Folks might argue in favor of a centralized sustainability committee, and that is indeed a good place to start. However, the final goal for sustained ESG success should be to decentralize efforts and place the responsibilities on existing boards’ shoulders. This way, ESG becomes a tangible goal, a company-wide effort, and an influencing factor for every department, from human resources to accounting.
5. Searching for the right investors
Corporate performance evaluations must go beyond standard markers and identify a company’s impact on the environment and the people. This impact-weighted accounting is a new take on traditional measures and far more holistic, especially where ESG is concerned.
The right investors — those who pay close attention to these metrics and rightly so– must be involved in direct communication and the mutual establishment of trust. Investors are looking for transparency, high ESG scores, and excellent corporate governance, which puts prepared companies at a distinct competitive advantage. The right investors understand the nuances of ESG and welcome efforts to get ahead in the game.
The final word
Tangible financial evidence of successful ESG actions comes from having a differentiated and long-term strategy, not just a to-do list. The ideal ESG program goes beyond operational effectiveness to lay out a roadmap by first identifying the playing field. ESG issues are not equal, at least as far as industry-entrenched companies are concerned. As a result, a differentiated (and consequentially successful) ESG strategy can only emerge after a company identifies core relatable issues that both matter to and have a direct impact on the industry.

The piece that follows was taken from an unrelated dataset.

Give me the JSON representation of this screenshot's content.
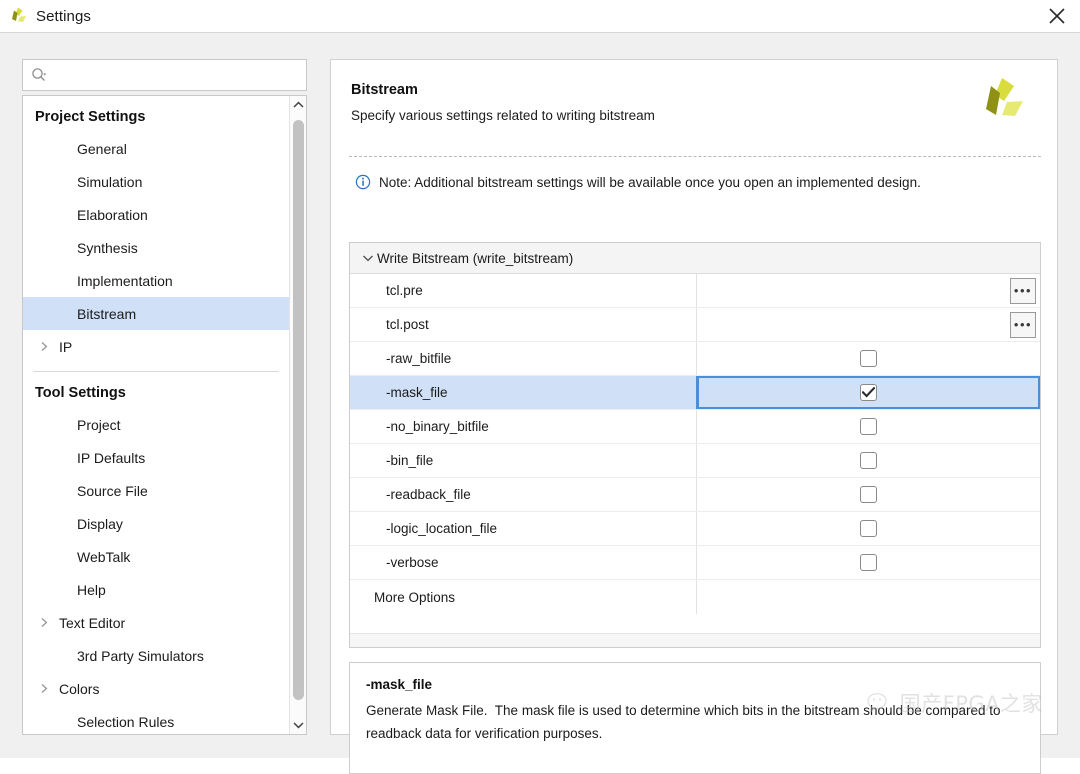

In the case of ESG, doing nothing is more of an “eroding line” than a straight line (5), and any and all foresight and preparation can lead to better investments, reputation, and environmental and social impact.